Until 2012 it was thought that only one species could be found on the continent, 6 in Madagascar and1 in Australia.
Pettigrew in 2012 while examining baobabs in Iringa discovered that not all were tetraploid as Adansonia digitata. Some were found to be diploid. Therefore a new species Adansonia kilima has been described for Africa by Prof. Jack Pettigrew.
In Ruaha one may also find the Adansonia kilima. This species is found in the highlands of Tanzania although very similar to the A. digitata but has smaller flowers and lots of them. The digitata has fewer flowers but is nearly double in size.
Dr. Sarah Venter:
This is significant because worldwide there are only eight species of baobab, six of them are in Madagascar, one is in Australia and one in Africa (Adansonia digitata). But what has always intrigued taxonomists is that the species that occur in Madagascar and Australia are diploid (having 2 chromosomes in a set) and the one in Africa is tetraploid (having 4 chromosomes in a set).
Taxonomists have said that the 'original' baobab must have been diploid and spurred by this Pettigrew felt that diploid trees must still exist in Africa. He ventured from Australia, where he lives, to the Kenyan highlands where he found a population of diploid trees. Since then he has found other populations of diploid trees and by chance it seems that this new species even occurs in our back yard in Limpopo. I headed out a few weeks ago to see the tree he described as the new species.
This interesting article by Isla Grundy was published in March 2014:
A new baobab species Adansonia kilima, called the Kilima or Mountain Baobab, has recently been claimed to be co-existing with A. digitata in southern Africa by an Australian academic who co-authored a paper about it online in early 2013. The paper, authored by eight people, describes the difference between the two species. The proposed new species is said to be diploid (having 22 chromosomes) rather than being tetraploid (having 44 chromosomes, i.e. with twice the amount of genetic material) like its relative that we all know so well. The Kilima baobab is said to grow at higher elevations than A. digitata, between 650-1500m.

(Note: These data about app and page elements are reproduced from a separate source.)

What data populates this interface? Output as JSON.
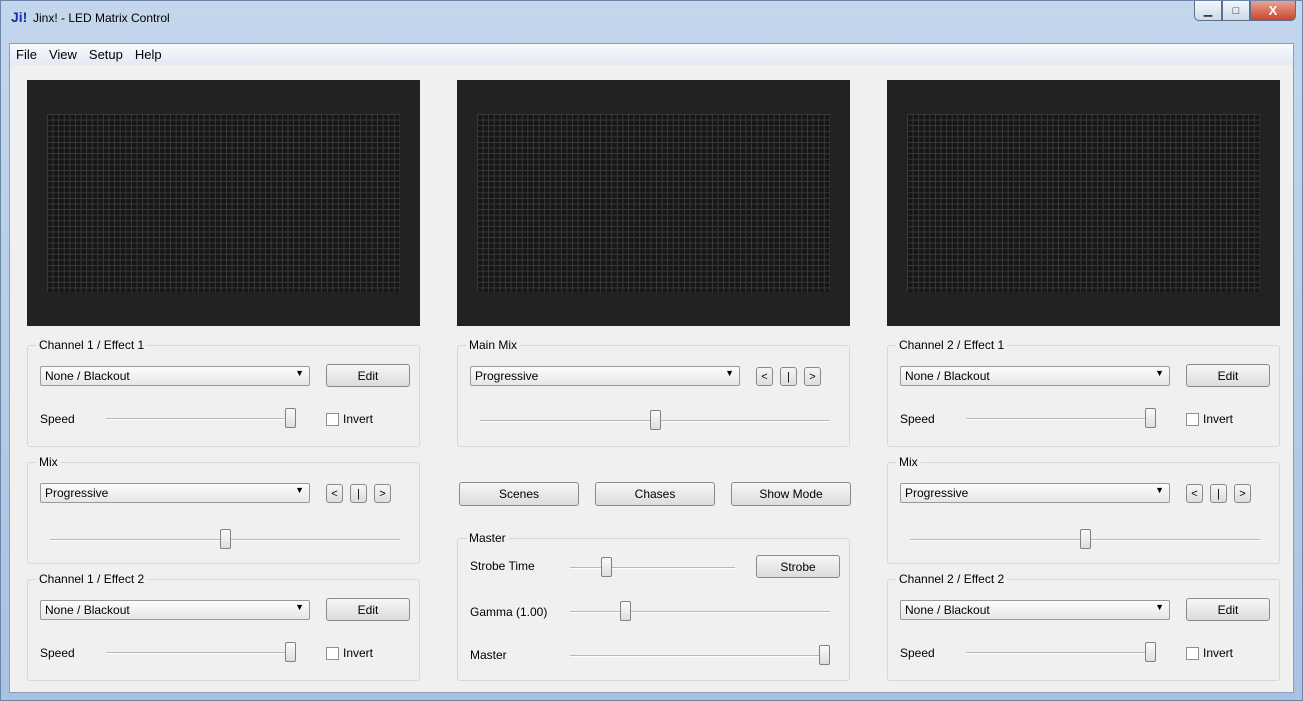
{
  "window": {
    "logo": "Ji!",
    "title": "Jinx! - LED Matrix Control",
    "buttons": {
      "minimize": "▁",
      "maximize": "□",
      "close": "X"
    }
  },
  "menu": [
    "File",
    "View",
    "Setup",
    "Help"
  ],
  "left": {
    "effect1": {
      "title": "Channel 1 / Effect 1",
      "effect": "None / Blackout",
      "edit": "Edit",
      "speed_label": "Speed",
      "speed": 1.0,
      "invert": "Invert"
    },
    "mix": {
      "title": "Mix",
      "mode": "Progressive",
      "prev": "<",
      "pause": "|",
      "next": ">",
      "level": 0.5
    },
    "effect2": {
      "title": "Channel 1 / Effect 2",
      "effect": "None / Blackout",
      "edit": "Edit",
      "speed_label": "Speed",
      "speed": 1.0,
      "invert": "Invert"
    }
  },
  "center": {
    "main_mix": {
      "title": "Main Mix",
      "mode": "Progressive",
      "prev": "<",
      "pause": "|",
      "next": ">",
      "level": 0.5
    },
    "buttons": {
      "scenes": "Scenes",
      "chases": "Chases",
      "show_mode": "Show Mode"
    },
    "master": {
      "title": "Master",
      "strobe_time_label": "Strobe Time",
      "strobe_time": 0.2,
      "strobe": "Strobe",
      "gamma_label": "Gamma (1.00)",
      "gamma": 0.2,
      "master_label": "Master",
      "master": 1.0
    }
  },
  "right": {
    "effect1": {
      "title": "Channel 2 / Effect 1",
      "effect": "None / Blackout",
      "edit": "Edit",
      "speed_label": "Speed",
      "speed": 1.0,
      "invert": "Invert"
    },
    "mix": {
      "title": "Mix",
      "mode": "Progressive",
      "prev": "<",
      "pause": "|",
      "next": ">",
      "level": 0.5
    },
    "effect2": {
      "title": "Channel 2 / Effect 2",
      "effect": "None / Blackout",
      "edit": "Edit",
      "speed_label": "Speed",
      "speed": 1.0,
      "invert": "Invert"
    }
  }
}
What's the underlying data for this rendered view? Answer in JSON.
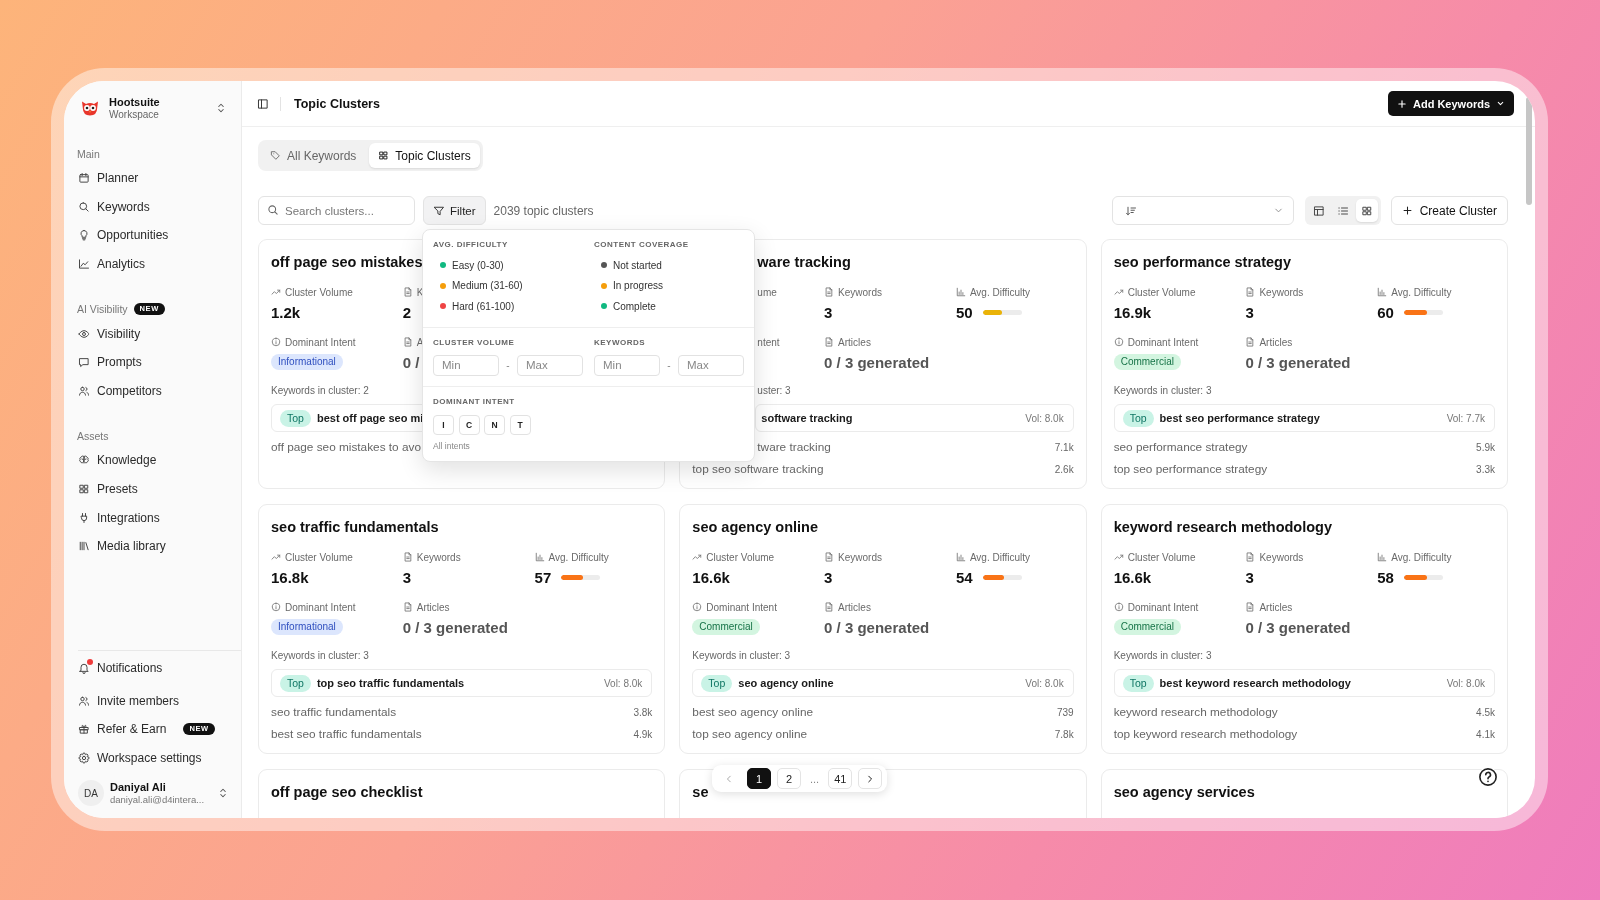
{
  "sidebar": {
    "workspace": {
      "name": "Hootsuite",
      "subtitle": "Workspace"
    },
    "sections": [
      {
        "label": "Main",
        "items": [
          {
            "label": "Planner",
            "selected": false
          },
          {
            "label": "Keywords",
            "selected": false
          },
          {
            "label": "Opportunities",
            "selected": false
          },
          {
            "label": "Analytics",
            "selected": false
          }
        ]
      },
      {
        "label": "AI Visibility",
        "badge": "NEW",
        "items": [
          {
            "label": "Visibility",
            "selected": false
          },
          {
            "label": "Prompts",
            "selected": false
          },
          {
            "label": "Competitors",
            "selected": false
          }
        ]
      },
      {
        "label": "Assets",
        "items": [
          {
            "label": "Knowledge",
            "selected": false
          },
          {
            "label": "Presets",
            "selected": false
          },
          {
            "label": "Integrations",
            "selected": false
          },
          {
            "label": "Media library",
            "selected": false
          }
        ]
      }
    ],
    "bottom": [
      {
        "label": "Notifications",
        "unread": true,
        "selected": false
      },
      {
        "label": "Invite members",
        "selected": false
      },
      {
        "label": "Refer & Earn",
        "badge": "NEW",
        "selected": false
      },
      {
        "label": "Workspace settings",
        "selected": false
      }
    ],
    "user": {
      "initials": "DA",
      "name": "Daniyal Ali",
      "email": "daniyal.ali@d4intera..."
    }
  },
  "topbar": {
    "title": "Topic Clusters",
    "button": "Add Keywords"
  },
  "tabs": [
    {
      "label": "All Keywords",
      "selected": false
    },
    {
      "label": "Topic Clusters",
      "selected": true
    }
  ],
  "toolbar": {
    "search": {
      "placeholder": "Search clusters..."
    },
    "filter": {
      "label": "Filter",
      "open": true,
      "panel": {
        "groups": [
          {
            "heading": "AVG. DIFFICULTY",
            "options": [
              {
                "label": "Easy (0-30)",
                "color": "#10b981",
                "selected": false
              },
              {
                "label": "Medium (31-60)",
                "color": "#f59e0b",
                "selected": false
              },
              {
                "label": "Hard (61-100)",
                "color": "#ef4444",
                "selected": false
              }
            ]
          },
          {
            "heading": "CONTENT COVERAGE",
            "options": [
              {
                "label": "Not started",
                "color": "#555555",
                "selected": false
              },
              {
                "label": "In progress",
                "color": "#f59e0b",
                "selected": false
              },
              {
                "label": "Complete",
                "color": "#10b981",
                "selected": false
              }
            ]
          }
        ],
        "ranges": [
          {
            "heading": "CLUSTER VOLUME",
            "min": {
              "placeholder": "Min"
            },
            "separator": "-",
            "max": {
              "placeholder": "Max"
            }
          },
          {
            "heading": "KEYWORDS",
            "min": {
              "placeholder": "Min"
            },
            "separator": "-",
            "max": {
              "placeholder": "Max"
            }
          }
        ],
        "intent": {
          "heading": "DOMINANT INTENT",
          "options": [
            {
              "label": "I",
              "selected": false
            },
            {
              "label": "C",
              "selected": false
            },
            {
              "label": "N",
              "selected": false
            },
            {
              "label": "T",
              "selected": false
            }
          ],
          "note": "All intents"
        }
      }
    },
    "count": "2039 topic clusters",
    "views": [
      {
        "selected": false
      },
      {
        "selected": false
      },
      {
        "selected": true
      }
    ],
    "create": "Create Cluster"
  },
  "cards": [
    {
      "title": "off page seo mistakes",
      "stats": [
        {
          "kind": "volume",
          "label": "Cluster Volume",
          "value": "1.2k"
        },
        {
          "kind": "count",
          "label": "K",
          "value": "2"
        }
      ],
      "intent": {
        "label": "Dominant Intent",
        "value": "Informational",
        "kind": "informational"
      },
      "articles": {
        "label": "A",
        "value": "0 /"
      },
      "count": "Keywords in cluster: 2",
      "top": {
        "badge": "Top",
        "keyword": "best off page seo mi"
      },
      "keywords": [
        {
          "keyword": "off page seo mistakes to avo"
        }
      ]
    },
    {
      "title": "ware tracking",
      "stats": [
        {
          "kind": "volume",
          "label": "ume"
        },
        {
          "kind": "count",
          "label": "Keywords",
          "value": "3"
        },
        {
          "kind": "difficulty",
          "label": "Avg. Difficulty",
          "value": "50",
          "level": 0.5,
          "color": "#eab308"
        }
      ],
      "intent": {
        "label": "ntent"
      },
      "articles": {
        "label": "Articles",
        "value": "0 / 3 generated"
      },
      "count": "uster: 3",
      "top": {
        "keyword": "software tracking",
        "vol": "Vol: 8.0k"
      },
      "keywords": [
        {
          "keyword": "tware tracking",
          "vol": "7.1k"
        },
        {
          "keyword": "top seo software tracking",
          "vol": "2.6k"
        }
      ]
    },
    {
      "title": "seo performance strategy",
      "stats": [
        {
          "kind": "volume",
          "label": "Cluster Volume",
          "value": "16.9k"
        },
        {
          "kind": "count",
          "label": "Keywords",
          "value": "3"
        },
        {
          "kind": "difficulty",
          "label": "Avg. Difficulty",
          "value": "60",
          "level": 0.6,
          "color": "#f97316"
        }
      ],
      "intent": {
        "label": "Dominant Intent",
        "value": "Commercial",
        "kind": "commercial"
      },
      "articles": {
        "label": "Articles",
        "value": "0 / 3 generated"
      },
      "count": "Keywords in cluster: 3",
      "top": {
        "badge": "Top",
        "keyword": "best seo performance strategy",
        "vol": "Vol: 7.7k"
      },
      "keywords": [
        {
          "keyword": "seo performance strategy",
          "vol": "5.9k"
        },
        {
          "keyword": "top seo performance strategy",
          "vol": "3.3k"
        }
      ]
    },
    {
      "title": "seo traffic fundamentals",
      "stats": [
        {
          "kind": "volume",
          "label": "Cluster Volume",
          "value": "16.8k"
        },
        {
          "kind": "count",
          "label": "Keywords",
          "value": "3"
        },
        {
          "kind": "difficulty",
          "label": "Avg. Difficulty",
          "value": "57",
          "level": 0.57,
          "color": "#f97316"
        }
      ],
      "intent": {
        "label": "Dominant Intent",
        "value": "Informational",
        "kind": "informational"
      },
      "articles": {
        "label": "Articles",
        "value": "0 / 3 generated"
      },
      "count": "Keywords in cluster: 3",
      "top": {
        "badge": "Top",
        "keyword": "top seo traffic fundamentals",
        "vol": "Vol: 8.0k"
      },
      "keywords": [
        {
          "keyword": "seo traffic fundamentals",
          "vol": "3.8k"
        },
        {
          "keyword": "best seo traffic fundamentals",
          "vol": "4.9k"
        }
      ]
    },
    {
      "title": "seo agency online",
      "stats": [
        {
          "kind": "volume",
          "label": "Cluster Volume",
          "value": "16.6k"
        },
        {
          "kind": "count",
          "label": "Keywords",
          "value": "3"
        },
        {
          "kind": "difficulty",
          "label": "Avg. Difficulty",
          "value": "54",
          "level": 0.54,
          "color": "#f97316"
        }
      ],
      "intent": {
        "label": "Dominant Intent",
        "value": "Commercial",
        "kind": "commercial"
      },
      "articles": {
        "label": "Articles",
        "value": "0 / 3 generated"
      },
      "count": "Keywords in cluster: 3",
      "top": {
        "badge": "Top",
        "keyword": "seo agency online",
        "vol": "Vol: 8.0k"
      },
      "keywords": [
        {
          "keyword": "best seo agency online",
          "vol": "739"
        },
        {
          "keyword": "top seo agency online",
          "vol": "7.8k"
        }
      ]
    },
    {
      "title": "keyword research methodology",
      "stats": [
        {
          "kind": "volume",
          "label": "Cluster Volume",
          "value": "16.6k"
        },
        {
          "kind": "count",
          "label": "Keywords",
          "value": "3"
        },
        {
          "kind": "difficulty",
          "label": "Avg. Difficulty",
          "value": "58",
          "level": 0.58,
          "color": "#f97316"
        }
      ],
      "intent": {
        "label": "Dominant Intent",
        "value": "Commercial",
        "kind": "commercial"
      },
      "articles": {
        "label": "Articles",
        "value": "0 / 3 generated"
      },
      "count": "Keywords in cluster: 3",
      "top": {
        "badge": "Top",
        "keyword": "best keyword research methodology",
        "vol": "Vol: 8.0k"
      },
      "keywords": [
        {
          "keyword": "keyword research methodology",
          "vol": "4.5k"
        },
        {
          "keyword": "top keyword research methodology",
          "vol": "4.1k"
        }
      ]
    },
    {
      "title": "off page seo checklist"
    },
    {
      "title": "se"
    },
    {
      "title": "seo agency services"
    }
  ],
  "pagination": {
    "prev": {
      "disabled": true
    },
    "next": {
      "disabled": false
    },
    "pages": [
      {
        "kind": "page",
        "label": "1",
        "selected": true
      },
      {
        "kind": "page",
        "label": "2",
        "selected": false
      },
      {
        "kind": "gap",
        "label": "...",
        "selected": false
      },
      {
        "kind": "page",
        "label": "41",
        "selected": false
      }
    ]
  }
}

Dr Sarah Venter, who recently completed her PhD on baobabs in Venda (just south of the Limpopo River in South Africa), says that the distinction between flower size and fruit size is not as clear as described by Pettigrew et al. and therefore it may be difficult to tell the species apart. She also cautioned that the existence of the Kilima baobab is still a theory. It still needs to go through the rigors of scientific questioning and testing before it becomes established and accepted. So far it is a controversial finding and needs more investigation, but because the theory is based on chromosome number and DNA sequencing, it has more credibility.